[Records from a collection]
#####
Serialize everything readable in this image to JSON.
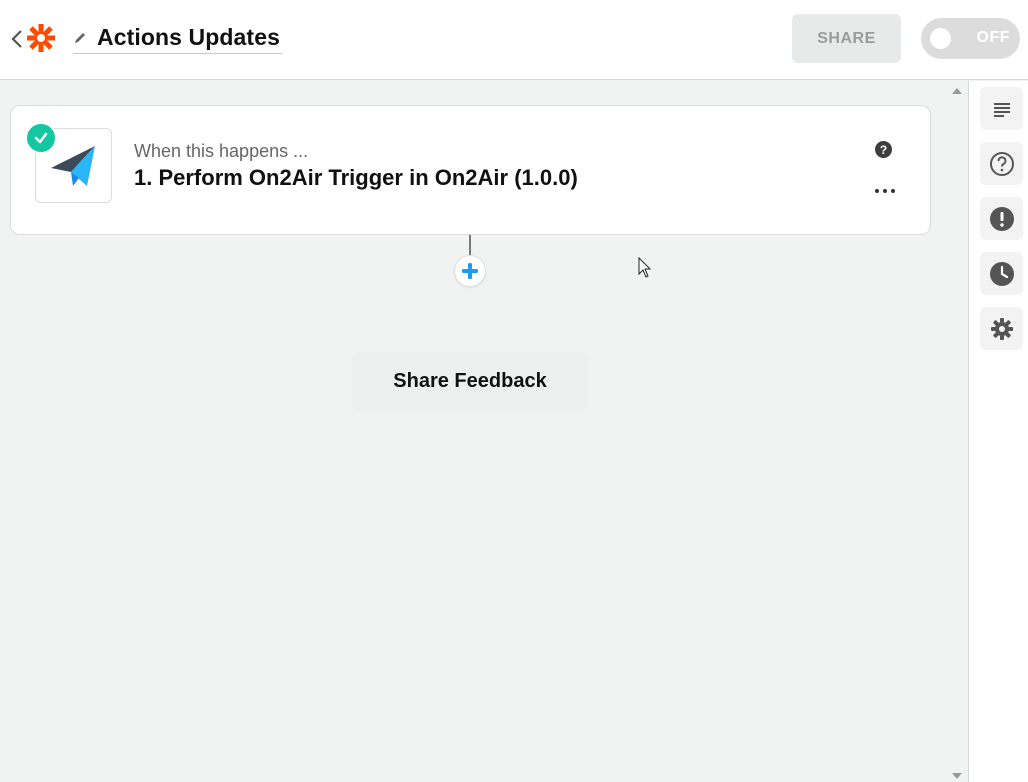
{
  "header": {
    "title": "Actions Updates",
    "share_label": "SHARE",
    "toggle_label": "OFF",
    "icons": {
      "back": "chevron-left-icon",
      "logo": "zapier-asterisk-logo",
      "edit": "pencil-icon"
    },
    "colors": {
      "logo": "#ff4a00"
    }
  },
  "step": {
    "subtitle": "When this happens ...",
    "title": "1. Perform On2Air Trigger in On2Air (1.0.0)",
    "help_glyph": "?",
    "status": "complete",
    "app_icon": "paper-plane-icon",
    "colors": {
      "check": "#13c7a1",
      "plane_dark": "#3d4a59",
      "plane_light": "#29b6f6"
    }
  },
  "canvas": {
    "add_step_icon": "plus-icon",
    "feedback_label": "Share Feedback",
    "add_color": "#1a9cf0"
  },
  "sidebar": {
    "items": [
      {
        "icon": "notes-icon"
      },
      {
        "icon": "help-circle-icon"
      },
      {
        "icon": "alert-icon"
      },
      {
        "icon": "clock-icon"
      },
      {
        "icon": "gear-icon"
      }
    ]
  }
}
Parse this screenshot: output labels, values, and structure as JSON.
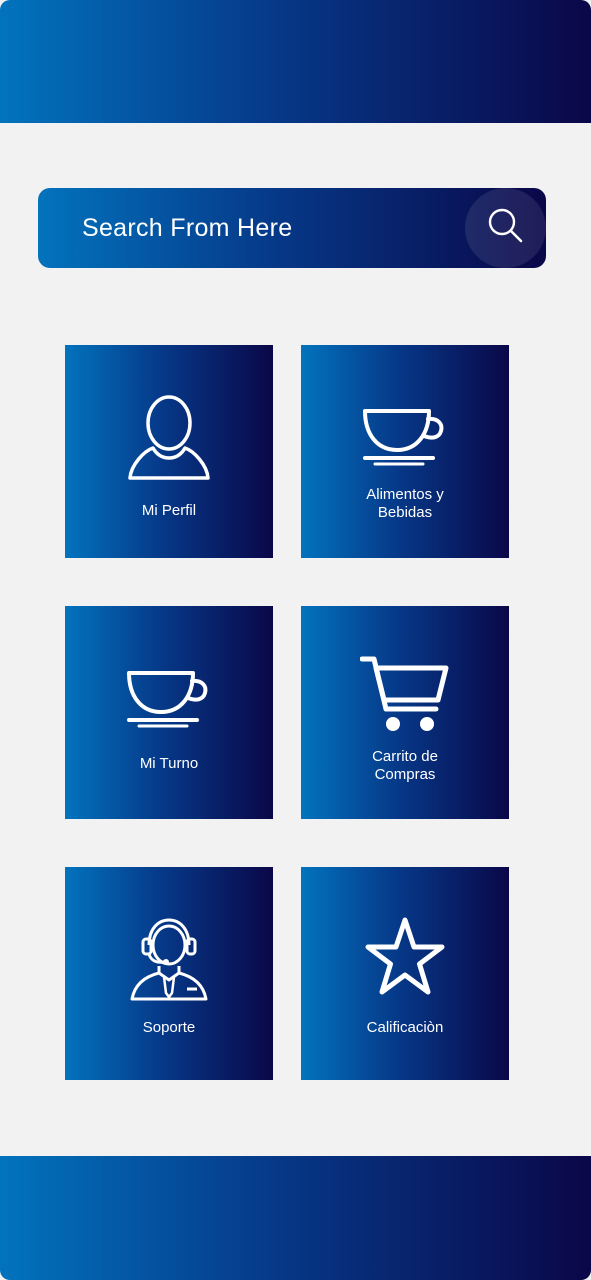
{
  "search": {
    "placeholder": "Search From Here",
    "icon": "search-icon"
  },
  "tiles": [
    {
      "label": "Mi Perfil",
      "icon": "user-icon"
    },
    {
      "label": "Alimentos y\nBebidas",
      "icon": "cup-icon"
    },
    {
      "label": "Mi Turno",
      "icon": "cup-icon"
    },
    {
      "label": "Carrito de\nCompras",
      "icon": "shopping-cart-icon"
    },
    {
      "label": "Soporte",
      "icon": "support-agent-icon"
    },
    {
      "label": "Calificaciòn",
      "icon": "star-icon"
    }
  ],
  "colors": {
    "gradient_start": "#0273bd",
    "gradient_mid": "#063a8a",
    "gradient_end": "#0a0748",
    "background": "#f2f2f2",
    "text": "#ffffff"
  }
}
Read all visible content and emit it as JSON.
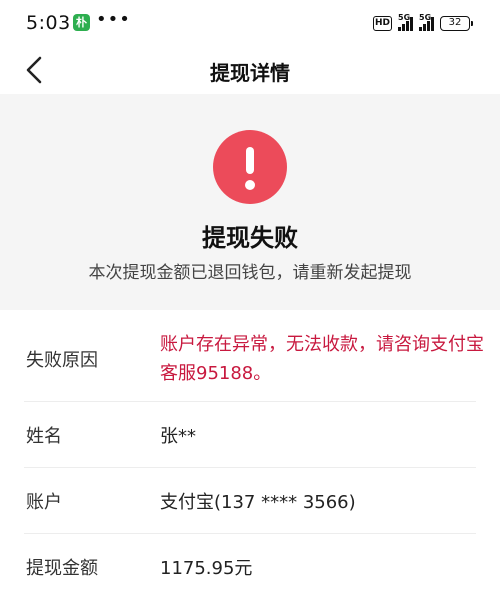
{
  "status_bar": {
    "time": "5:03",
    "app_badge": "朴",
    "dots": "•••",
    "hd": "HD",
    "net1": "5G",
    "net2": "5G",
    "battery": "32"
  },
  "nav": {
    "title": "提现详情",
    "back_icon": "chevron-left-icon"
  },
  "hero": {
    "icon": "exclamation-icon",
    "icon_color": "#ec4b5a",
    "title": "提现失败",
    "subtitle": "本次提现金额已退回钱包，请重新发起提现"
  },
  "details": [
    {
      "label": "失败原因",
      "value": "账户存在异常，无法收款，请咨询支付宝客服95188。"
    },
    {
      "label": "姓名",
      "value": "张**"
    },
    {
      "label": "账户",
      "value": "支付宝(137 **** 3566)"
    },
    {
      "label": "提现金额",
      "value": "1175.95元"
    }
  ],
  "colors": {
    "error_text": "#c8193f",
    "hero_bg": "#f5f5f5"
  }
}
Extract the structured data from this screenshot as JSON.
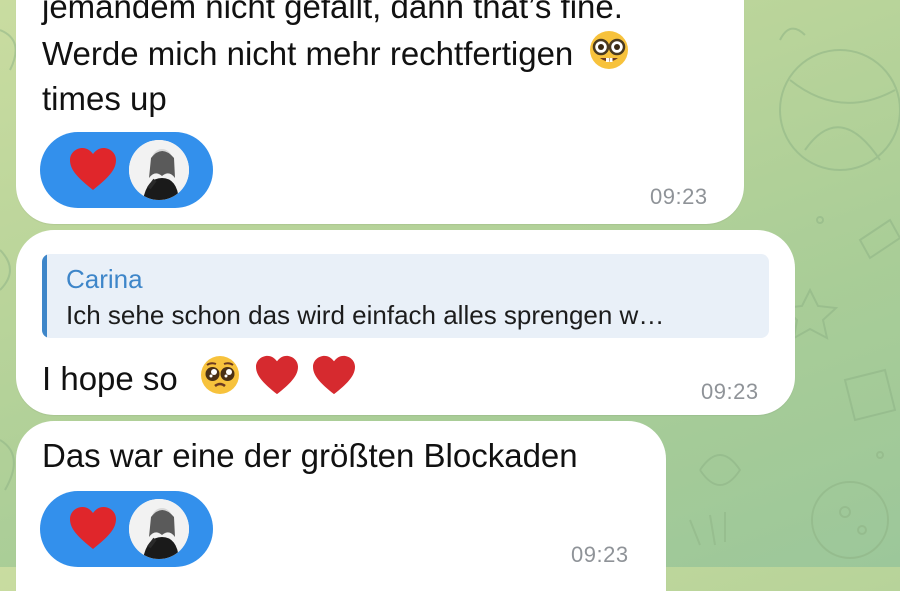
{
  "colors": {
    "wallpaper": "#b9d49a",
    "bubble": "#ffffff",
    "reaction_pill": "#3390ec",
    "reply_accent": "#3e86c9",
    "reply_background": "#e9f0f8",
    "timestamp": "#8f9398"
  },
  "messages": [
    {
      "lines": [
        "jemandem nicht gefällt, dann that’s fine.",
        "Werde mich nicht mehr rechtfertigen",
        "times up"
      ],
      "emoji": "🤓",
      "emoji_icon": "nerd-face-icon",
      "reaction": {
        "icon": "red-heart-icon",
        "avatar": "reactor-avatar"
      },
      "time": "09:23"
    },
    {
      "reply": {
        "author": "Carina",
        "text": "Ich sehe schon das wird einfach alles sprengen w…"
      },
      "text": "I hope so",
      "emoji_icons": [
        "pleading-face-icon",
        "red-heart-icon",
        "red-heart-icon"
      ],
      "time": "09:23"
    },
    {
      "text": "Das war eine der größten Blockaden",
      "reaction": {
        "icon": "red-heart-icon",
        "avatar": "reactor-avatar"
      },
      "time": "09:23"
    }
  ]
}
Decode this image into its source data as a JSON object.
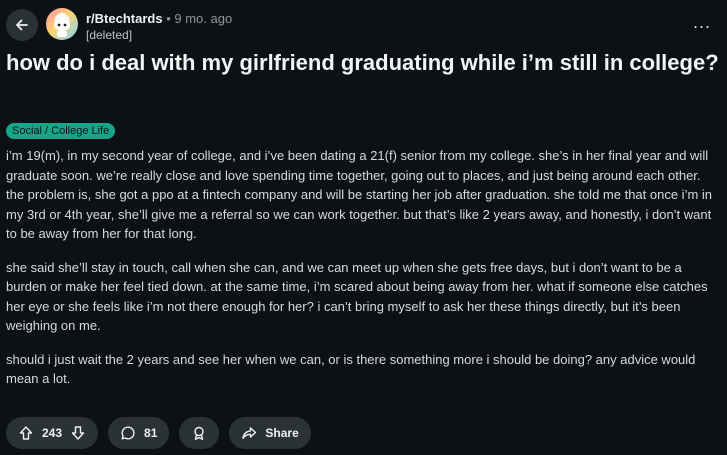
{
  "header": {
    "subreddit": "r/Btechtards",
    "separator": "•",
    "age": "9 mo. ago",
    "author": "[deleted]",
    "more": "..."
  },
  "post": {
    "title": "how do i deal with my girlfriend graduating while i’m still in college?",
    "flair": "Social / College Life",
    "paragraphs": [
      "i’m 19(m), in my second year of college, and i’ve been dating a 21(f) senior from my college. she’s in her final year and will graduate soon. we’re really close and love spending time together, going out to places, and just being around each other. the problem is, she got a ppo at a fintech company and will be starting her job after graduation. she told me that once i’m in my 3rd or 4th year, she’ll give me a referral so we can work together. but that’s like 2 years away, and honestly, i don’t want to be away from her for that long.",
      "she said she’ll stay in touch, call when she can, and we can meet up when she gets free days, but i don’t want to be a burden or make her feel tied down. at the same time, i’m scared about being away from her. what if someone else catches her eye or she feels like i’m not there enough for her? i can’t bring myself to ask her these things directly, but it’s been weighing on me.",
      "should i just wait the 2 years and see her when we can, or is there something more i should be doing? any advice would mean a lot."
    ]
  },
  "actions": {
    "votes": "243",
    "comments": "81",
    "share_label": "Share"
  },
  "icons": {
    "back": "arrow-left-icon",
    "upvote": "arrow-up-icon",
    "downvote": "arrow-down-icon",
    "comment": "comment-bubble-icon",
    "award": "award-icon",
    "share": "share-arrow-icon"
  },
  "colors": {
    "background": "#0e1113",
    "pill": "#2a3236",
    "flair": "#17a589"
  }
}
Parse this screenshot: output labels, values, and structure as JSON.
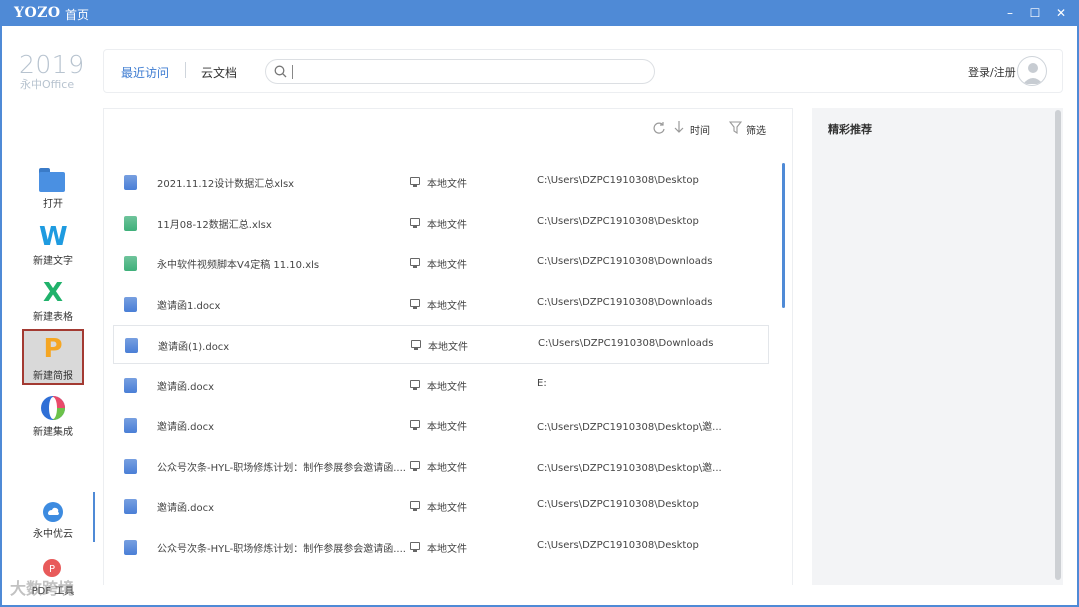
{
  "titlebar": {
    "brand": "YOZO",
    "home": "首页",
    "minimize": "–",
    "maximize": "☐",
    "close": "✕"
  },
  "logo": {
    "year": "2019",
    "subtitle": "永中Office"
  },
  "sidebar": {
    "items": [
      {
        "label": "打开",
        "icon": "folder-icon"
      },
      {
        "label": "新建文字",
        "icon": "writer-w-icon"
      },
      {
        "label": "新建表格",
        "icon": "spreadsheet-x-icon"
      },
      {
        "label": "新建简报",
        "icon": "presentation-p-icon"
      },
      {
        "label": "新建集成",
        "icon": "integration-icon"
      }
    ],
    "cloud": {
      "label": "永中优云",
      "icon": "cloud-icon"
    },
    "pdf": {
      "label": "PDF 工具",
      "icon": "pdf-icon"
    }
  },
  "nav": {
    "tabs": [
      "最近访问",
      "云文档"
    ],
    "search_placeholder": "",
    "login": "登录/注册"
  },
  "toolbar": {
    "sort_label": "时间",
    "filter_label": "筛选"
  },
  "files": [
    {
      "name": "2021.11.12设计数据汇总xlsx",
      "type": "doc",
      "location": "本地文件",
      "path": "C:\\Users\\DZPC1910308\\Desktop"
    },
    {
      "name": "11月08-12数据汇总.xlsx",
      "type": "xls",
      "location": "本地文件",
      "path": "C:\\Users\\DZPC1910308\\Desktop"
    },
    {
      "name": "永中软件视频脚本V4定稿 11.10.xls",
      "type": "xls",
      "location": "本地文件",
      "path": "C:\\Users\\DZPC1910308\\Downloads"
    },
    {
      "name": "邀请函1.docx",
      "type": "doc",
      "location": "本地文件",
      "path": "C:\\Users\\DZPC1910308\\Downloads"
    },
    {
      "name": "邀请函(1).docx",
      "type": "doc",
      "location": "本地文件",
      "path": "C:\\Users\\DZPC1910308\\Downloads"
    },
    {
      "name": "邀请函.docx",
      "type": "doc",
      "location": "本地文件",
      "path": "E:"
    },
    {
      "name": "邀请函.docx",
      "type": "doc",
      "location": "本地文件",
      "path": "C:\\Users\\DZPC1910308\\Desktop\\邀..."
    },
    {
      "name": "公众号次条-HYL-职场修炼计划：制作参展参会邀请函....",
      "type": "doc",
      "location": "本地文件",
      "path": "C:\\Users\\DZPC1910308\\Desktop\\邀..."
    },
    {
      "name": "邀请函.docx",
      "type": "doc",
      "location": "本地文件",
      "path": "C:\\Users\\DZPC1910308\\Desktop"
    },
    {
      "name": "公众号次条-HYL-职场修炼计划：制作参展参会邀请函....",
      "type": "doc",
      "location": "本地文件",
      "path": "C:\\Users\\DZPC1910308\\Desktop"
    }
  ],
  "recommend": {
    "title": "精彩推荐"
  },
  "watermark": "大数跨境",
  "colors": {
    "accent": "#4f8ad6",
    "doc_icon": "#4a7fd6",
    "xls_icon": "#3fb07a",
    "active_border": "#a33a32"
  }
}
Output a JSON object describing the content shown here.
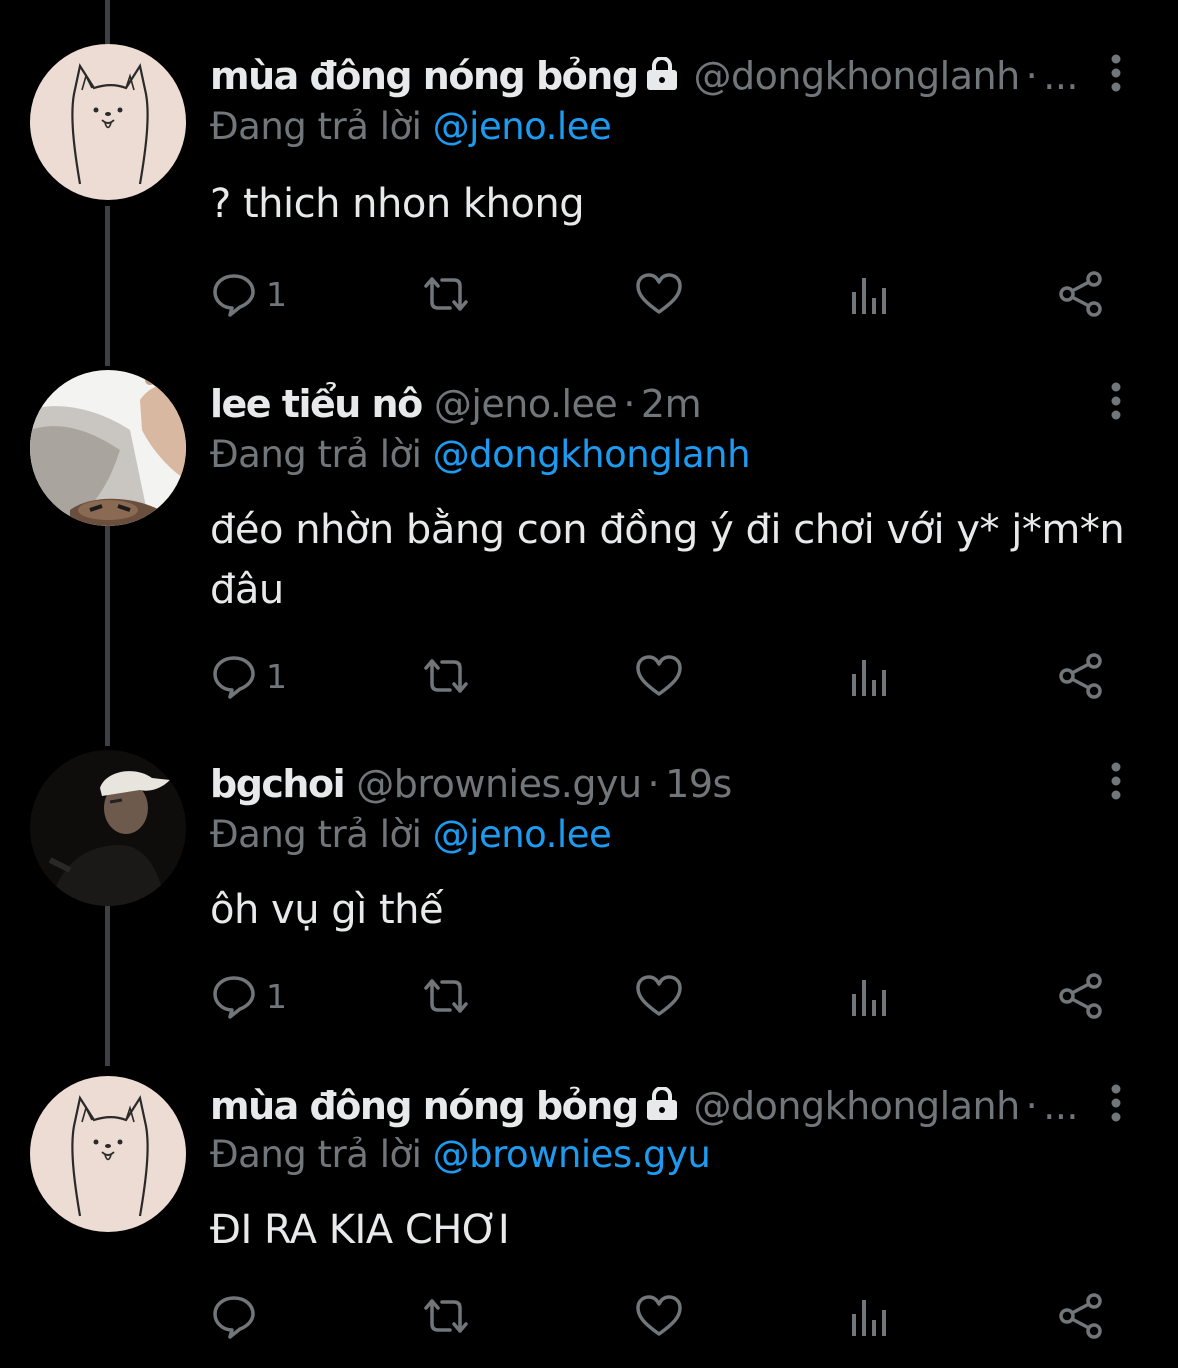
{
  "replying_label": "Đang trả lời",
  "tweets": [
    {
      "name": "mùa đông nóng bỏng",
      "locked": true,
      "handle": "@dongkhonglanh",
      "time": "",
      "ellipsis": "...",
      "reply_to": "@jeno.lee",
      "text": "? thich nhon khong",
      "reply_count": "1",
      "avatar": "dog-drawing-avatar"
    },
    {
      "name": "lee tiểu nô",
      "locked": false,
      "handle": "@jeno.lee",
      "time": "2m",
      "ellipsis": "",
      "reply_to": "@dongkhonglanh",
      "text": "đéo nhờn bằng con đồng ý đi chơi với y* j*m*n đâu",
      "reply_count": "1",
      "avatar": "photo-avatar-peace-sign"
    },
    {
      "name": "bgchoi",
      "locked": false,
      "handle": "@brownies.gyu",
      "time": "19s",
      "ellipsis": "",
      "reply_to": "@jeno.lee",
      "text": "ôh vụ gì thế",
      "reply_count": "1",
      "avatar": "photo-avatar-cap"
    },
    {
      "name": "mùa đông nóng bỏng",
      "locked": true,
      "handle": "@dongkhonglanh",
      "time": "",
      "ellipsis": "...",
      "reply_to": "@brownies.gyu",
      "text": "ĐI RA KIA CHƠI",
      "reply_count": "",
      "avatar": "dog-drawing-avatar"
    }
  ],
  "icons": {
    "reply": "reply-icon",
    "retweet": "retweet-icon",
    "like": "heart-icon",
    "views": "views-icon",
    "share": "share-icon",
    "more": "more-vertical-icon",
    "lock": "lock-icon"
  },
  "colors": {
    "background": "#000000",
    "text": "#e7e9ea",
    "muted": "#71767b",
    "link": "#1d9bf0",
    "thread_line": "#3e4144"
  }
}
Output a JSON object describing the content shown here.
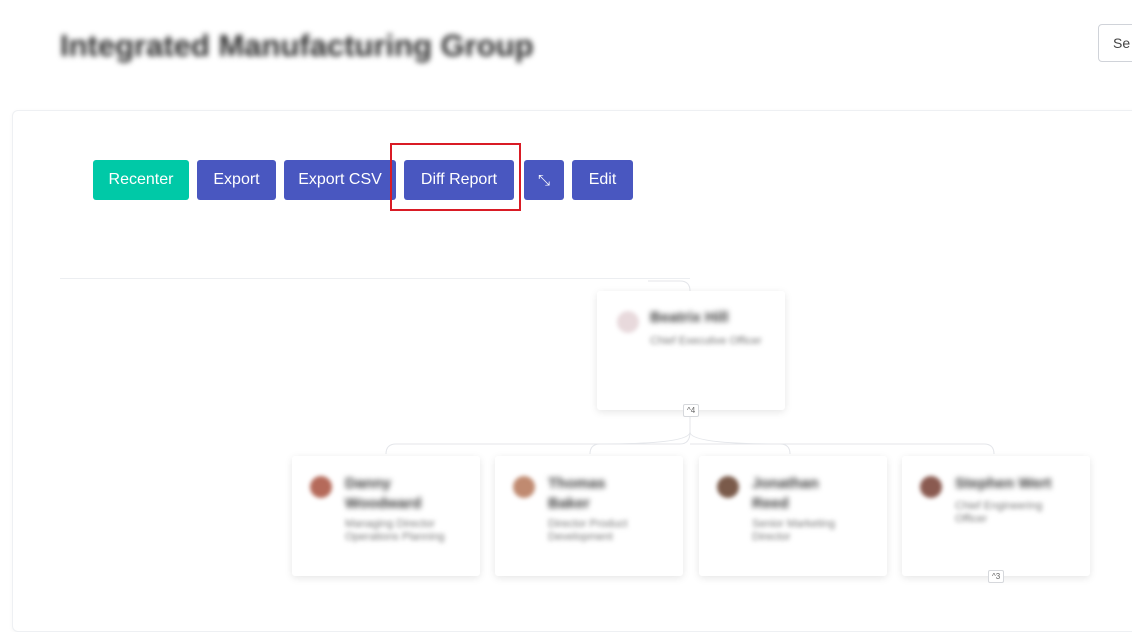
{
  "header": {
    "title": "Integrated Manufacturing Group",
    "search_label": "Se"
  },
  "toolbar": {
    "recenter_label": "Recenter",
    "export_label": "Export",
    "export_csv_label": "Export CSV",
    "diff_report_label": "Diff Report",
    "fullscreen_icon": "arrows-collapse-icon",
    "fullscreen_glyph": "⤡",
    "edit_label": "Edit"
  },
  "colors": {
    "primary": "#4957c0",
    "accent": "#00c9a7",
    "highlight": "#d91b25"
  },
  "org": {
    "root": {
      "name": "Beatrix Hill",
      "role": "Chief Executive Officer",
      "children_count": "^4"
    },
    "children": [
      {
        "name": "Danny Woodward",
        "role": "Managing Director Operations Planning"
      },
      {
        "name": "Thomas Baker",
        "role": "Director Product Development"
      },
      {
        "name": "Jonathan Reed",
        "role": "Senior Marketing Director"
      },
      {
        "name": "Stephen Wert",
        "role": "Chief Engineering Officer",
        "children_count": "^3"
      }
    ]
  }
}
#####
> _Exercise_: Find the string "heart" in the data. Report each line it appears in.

> _Response below_:
        "icon": "red-heart-icon",
        "red-heart-icon",
        "red-heart-icon"
        "icon": "red-heart-icon",
    "like": "heart-icon",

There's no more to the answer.